At Vin’s final day broadcasting at Dodger Stadium, as the shadows crept across the infield, Charlie Culberson homered — his first of the season — to give the Dodgers a 4-3 walkoff, 10-inning victory over the Colorado Rockies — and their fourth consecutive National League West title.
After going the life of the franchise without making the playoffs in three straight years until 2015, the Dodgers have extended their streak by one. Dave Roberts joined Tommy Lasorda as the only rookie managers ever to lead the Dodgers to a division title.
The victory sets up a National League Division Series matchup with the Washington Nationals, who clinched the NL East on Saturday. Game 1 of the NLDS will be October 7, with the Dodgers narrowly behind the Nationals in determining home-field advantage. The Dodgers own the tiebreaker if the teams finish with identical records.
In a season replete with resolve, the Dodgers rallied from two deficits — and won without leading until after the final pitch was thrown.
In his first MLB start since August 13, Brandon McCarthy made his longest appearance since July 22. Retiring the first six batters he faced on 25 pitches with four strikeouts, McCarthy then allowed two runs in the third inning, but recovered to face the minimum in the fourth and fifth innings.
For the day, McCarthy threw 79 pitches in 5 1/3 innings with six strikeouts, and notably walked only one. It was his three consecutive starts walking a career-high five in early August that signaled his need to return to the disabled list.
Following a Howie Kendrick single and Justin Turner double to begin the third, the Dodgers cut the Rockies’ lead in half on Yasiel Puig’s sacrifice fly, but couldn’t convert any of their other eight baserunners in the first six innings into runs.
After Turner singled in the seventh, however, Corey Seager ripped a shot down the right-field line — his team-leading fifth triple — and suddenly the Dodgers were tied, at home, with a direct look at the promised land. Then came the final at-bat …

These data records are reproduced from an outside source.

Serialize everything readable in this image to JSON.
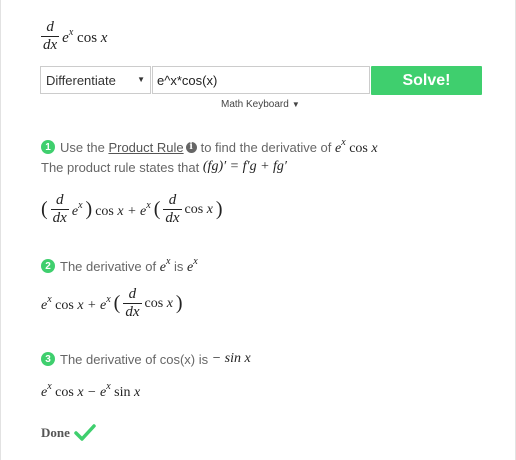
{
  "problem": {
    "operator_num": "d",
    "operator_den": "dx",
    "expression": "e",
    "expression_sup": "x",
    "expression_tail": "cos x"
  },
  "controls": {
    "mode_selected": "Differentiate",
    "input_value": "e^x*cos(x)",
    "solve_label": "Solve!",
    "math_keyboard_label": "Math Keyboard"
  },
  "steps": [
    {
      "number": "1",
      "pre": "Use the",
      "link": "Product Rule",
      "post": "to find the derivative of",
      "rule_text": "The product rule states that",
      "rule_formula": "(fg)′ = f′g + fg′"
    },
    {
      "number": "2",
      "pre": "The derivative of",
      "post": "is"
    },
    {
      "number": "3",
      "pre": "The derivative of cos(x) is",
      "result": "− sin x"
    }
  ],
  "done_label": "Done",
  "accent_color": "#3fcf6e"
}
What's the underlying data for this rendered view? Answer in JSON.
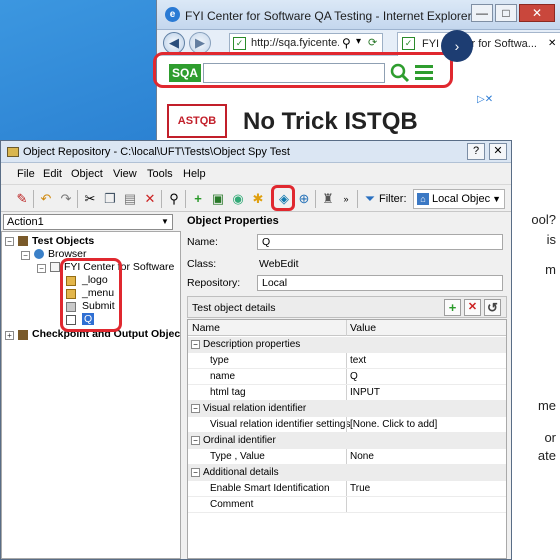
{
  "browser": {
    "title": "FYI Center for Software QA Testing - Internet Explorer",
    "address": "http://sqa.fyicente...",
    "tab_label": "FYI Center for Softwa...",
    "controls": {
      "minimize": "—",
      "maximize": "□",
      "close": "✕"
    },
    "back_symbol": "◀",
    "forward_symbol": "▶",
    "nav_icons": {
      "dropdown": "▾",
      "search": "⚲",
      "refresh": "⟳",
      "close_tab": "✕"
    }
  },
  "sqa_bar": {
    "logo_text": "SQA",
    "search_value": ""
  },
  "ad": {
    "logo_text": "ASTQB",
    "headline": "No Trick ISTQB",
    "choices": "▷✕",
    "arrow": "›"
  },
  "page_peek": [
    "ool?",
    "is",
    "m",
    "me",
    "or",
    "ate"
  ],
  "object_repository": {
    "title": "Object Repository - C:\\local\\UFT\\Tests\\Object Spy Test",
    "controls": {
      "help": "?",
      "close": "✕"
    },
    "menu": [
      "File",
      "Edit",
      "Object",
      "View",
      "Tools",
      "Help"
    ],
    "toolbar_icons": [
      "find-icon",
      "undo-icon",
      "redo-icon",
      "cut-icon",
      "copy-icon",
      "paste-icon",
      "delete-icon",
      "search-icon",
      "add-object-icon",
      "add-insight-icon",
      "object-spy-icon",
      "highlight-icon",
      "navigate-highlight-icon",
      "show-in-app-icon",
      "object-icon",
      "more-icon"
    ],
    "filter_label": "Filter:",
    "filter_value": "Local Objec",
    "action": "Action1",
    "tree": {
      "root": "Test Objects",
      "browser": "Browser",
      "page": "FYI Center for Software",
      "leaves": [
        "_logo",
        "_menu",
        "Submit",
        "Q"
      ],
      "checkpoints": "Checkpoint and Output Objec"
    },
    "properties_header": "Object Properties",
    "fields": {
      "name_label": "Name:",
      "name_value": "Q",
      "class_label": "Class:",
      "class_value": "WebEdit",
      "repository_label": "Repository:",
      "repository_value": "Local"
    },
    "details": {
      "title": "Test object details",
      "buttons": {
        "add": "+",
        "remove": "✕",
        "refresh": "↺"
      },
      "columns": [
        "Name",
        "Value"
      ],
      "rows": [
        {
          "kind": "category",
          "name": "Description properties"
        },
        {
          "kind": "prop",
          "name": "type",
          "value": "text"
        },
        {
          "kind": "prop",
          "name": "name",
          "value": "Q"
        },
        {
          "kind": "prop",
          "name": "html tag",
          "value": "INPUT"
        },
        {
          "kind": "category",
          "name": "Visual relation identifier"
        },
        {
          "kind": "prop",
          "name": "Visual relation identifier settings",
          "value": "[None. Click to add]"
        },
        {
          "kind": "category",
          "name": "Ordinal identifier"
        },
        {
          "kind": "prop",
          "name": "Type , Value",
          "value": "None"
        },
        {
          "kind": "category",
          "name": "Additional details"
        },
        {
          "kind": "prop",
          "name": "Enable Smart Identification",
          "value": "True"
        },
        {
          "kind": "prop",
          "name": "Comment",
          "value": ""
        }
      ]
    }
  },
  "colors": {
    "highlight": "#e0282f",
    "sqa_green": "#2e9d2e",
    "desktop": "#1f72c8"
  }
}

David Dahl’s ninth-inning home run off Kenley Jansen looked to deny the Dodgers their opportunity to win their way into the NL West title. The immediate consolation, as Dahl’s drive sailed over the fence in right-center, was that San Diego took a 4-3 lead over San Francisco in the bottom of the seventh, extending the possibility of a home clinch.

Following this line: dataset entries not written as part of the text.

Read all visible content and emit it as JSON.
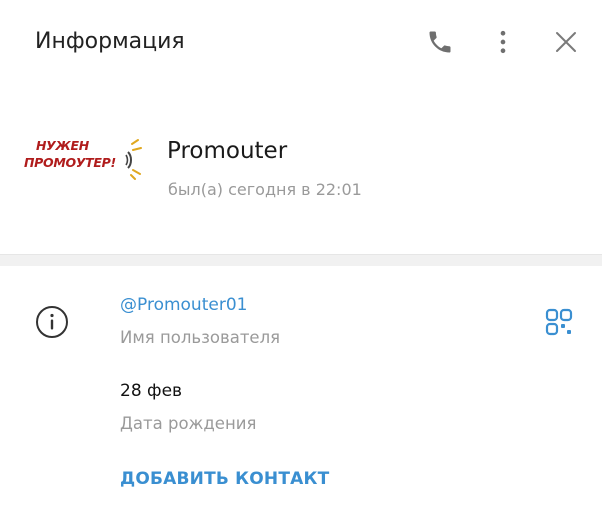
{
  "header": {
    "title": "Информация",
    "call_icon": "phone-icon",
    "more_icon": "more-vertical-icon",
    "close_icon": "close-icon"
  },
  "profile": {
    "avatar_text_line1": "НУЖЕН",
    "avatar_text_line2": "ПРОМОУТЕР!",
    "name": "Promouter",
    "status": "был(а) сегодня в 22:01"
  },
  "info": {
    "info_icon": "info-circle-icon",
    "username": "@Promouter01",
    "username_caption": "Имя пользователя",
    "qr_icon": "qr-code-icon",
    "birthday": "28 фев",
    "birthday_caption": "Дата рождения",
    "add_contact_label": "ДОБАВИТЬ КОНТАКТ"
  },
  "colors": {
    "accent": "#3a8fd1",
    "secondary_text": "#9a9a9a",
    "icon": "#6f6f6f",
    "logo_red": "#b01c1c",
    "logo_gold": "#e0a820"
  }
}
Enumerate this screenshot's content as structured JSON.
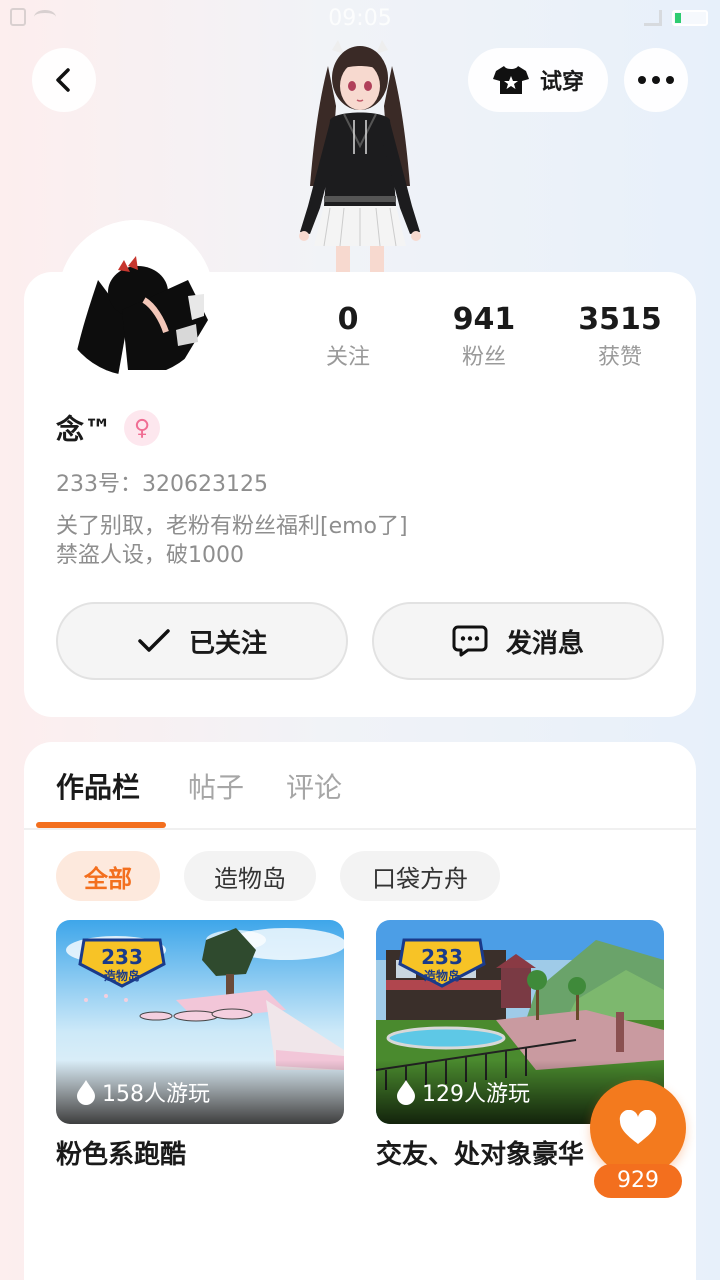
{
  "status_bar": {
    "time": "09:05"
  },
  "nav": {
    "try_on_label": "试穿"
  },
  "profile": {
    "name": "念™",
    "gender_symbol": "♀",
    "uid": "233号：320623125",
    "bio_line1": "关了别取，老粉有粉丝福利[emo了]",
    "bio_line2": "禁盗人设，破1000",
    "stats": [
      {
        "value": "0",
        "label": "关注"
      },
      {
        "value": "941",
        "label": "粉丝"
      },
      {
        "value": "3515",
        "label": "获赞"
      }
    ],
    "follow_label": "已关注",
    "message_label": "发消息"
  },
  "tabs": [
    {
      "label": "作品栏",
      "active": true
    },
    {
      "label": "帖子",
      "active": false
    },
    {
      "label": "评论",
      "active": false
    }
  ],
  "filters": [
    {
      "label": "全部",
      "active": true
    },
    {
      "label": "造物岛",
      "active": false
    },
    {
      "label": "口袋方舟",
      "active": false
    }
  ],
  "games": [
    {
      "title": "粉色系跑酷",
      "plays": "158人游玩",
      "logo_text": "233",
      "logo_sub": "造物岛"
    },
    {
      "title": "交友、处对象豪华",
      "plays": "129人游玩",
      "logo_text": "233",
      "logo_sub": "造物岛"
    }
  ],
  "like": {
    "count": "929"
  },
  "colors": {
    "accent": "#f36f1e",
    "gender_pink": "#f06d93"
  }
}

But with two out in the bottom of the ninth, Seager drilled a 112 mph shot off Rockies reliever Adam Ottavino (aiming to rebound from his five-run, ninth-inning meltdown August 31 against the Dodgers) to tie the game again.
Joc Pederson, batting for Yasiel Puig, walked against Boone Logan. Gonzalez came to the plate and hit a solid opposite-field drive but a can of corn nonetheless, and we would play on.
With two out in the bottom of the 10th, Culberson, who spent much of the season in the minors, no-doubted an 0-1 pitch over the fence in left, and the celebration began for the Dodgers — bot thanks to the Giants, but thanks to themselves.